··· RECORD EXTRACTS ···

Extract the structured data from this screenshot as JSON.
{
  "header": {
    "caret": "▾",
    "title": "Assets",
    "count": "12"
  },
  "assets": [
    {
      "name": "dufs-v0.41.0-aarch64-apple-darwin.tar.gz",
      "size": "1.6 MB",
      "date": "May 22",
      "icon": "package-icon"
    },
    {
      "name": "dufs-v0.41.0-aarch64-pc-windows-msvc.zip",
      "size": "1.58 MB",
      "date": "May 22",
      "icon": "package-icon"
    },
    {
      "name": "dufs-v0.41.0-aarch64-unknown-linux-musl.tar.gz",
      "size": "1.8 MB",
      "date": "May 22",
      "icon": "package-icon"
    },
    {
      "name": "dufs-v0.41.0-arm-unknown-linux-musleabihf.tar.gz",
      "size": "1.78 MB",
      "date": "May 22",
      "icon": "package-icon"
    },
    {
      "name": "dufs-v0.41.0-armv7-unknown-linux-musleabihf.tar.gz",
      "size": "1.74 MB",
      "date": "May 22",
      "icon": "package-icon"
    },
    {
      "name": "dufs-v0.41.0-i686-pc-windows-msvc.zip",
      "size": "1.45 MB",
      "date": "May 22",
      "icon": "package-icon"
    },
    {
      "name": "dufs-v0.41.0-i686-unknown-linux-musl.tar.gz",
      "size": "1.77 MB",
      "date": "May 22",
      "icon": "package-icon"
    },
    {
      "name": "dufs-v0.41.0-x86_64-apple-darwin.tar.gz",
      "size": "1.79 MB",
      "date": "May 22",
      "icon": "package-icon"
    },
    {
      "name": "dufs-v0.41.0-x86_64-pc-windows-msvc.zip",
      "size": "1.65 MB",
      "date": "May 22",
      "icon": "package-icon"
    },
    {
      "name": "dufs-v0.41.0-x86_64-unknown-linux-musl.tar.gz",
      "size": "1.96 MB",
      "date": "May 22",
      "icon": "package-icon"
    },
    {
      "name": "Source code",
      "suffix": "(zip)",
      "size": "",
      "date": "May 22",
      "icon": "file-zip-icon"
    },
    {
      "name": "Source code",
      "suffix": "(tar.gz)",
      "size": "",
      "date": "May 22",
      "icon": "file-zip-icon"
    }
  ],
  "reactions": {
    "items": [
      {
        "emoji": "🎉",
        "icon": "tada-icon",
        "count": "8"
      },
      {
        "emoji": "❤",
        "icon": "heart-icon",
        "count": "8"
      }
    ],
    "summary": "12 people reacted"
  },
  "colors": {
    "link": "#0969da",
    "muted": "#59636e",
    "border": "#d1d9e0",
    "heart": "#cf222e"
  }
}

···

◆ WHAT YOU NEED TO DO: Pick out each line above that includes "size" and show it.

◆ EXERCISE OUTPUT:
      "size": "1.6 MB",
      "size": "1.58 MB",
      "size": "1.8 MB",
      "size": "1.78 MB",
      "size": "1.74 MB",
      "size": "1.45 MB",
      "size": "1.77 MB",
      "size": "1.79 MB",
      "size": "1.65 MB",
      "size": "1.96 MB",
      "size": "",
      "size": "",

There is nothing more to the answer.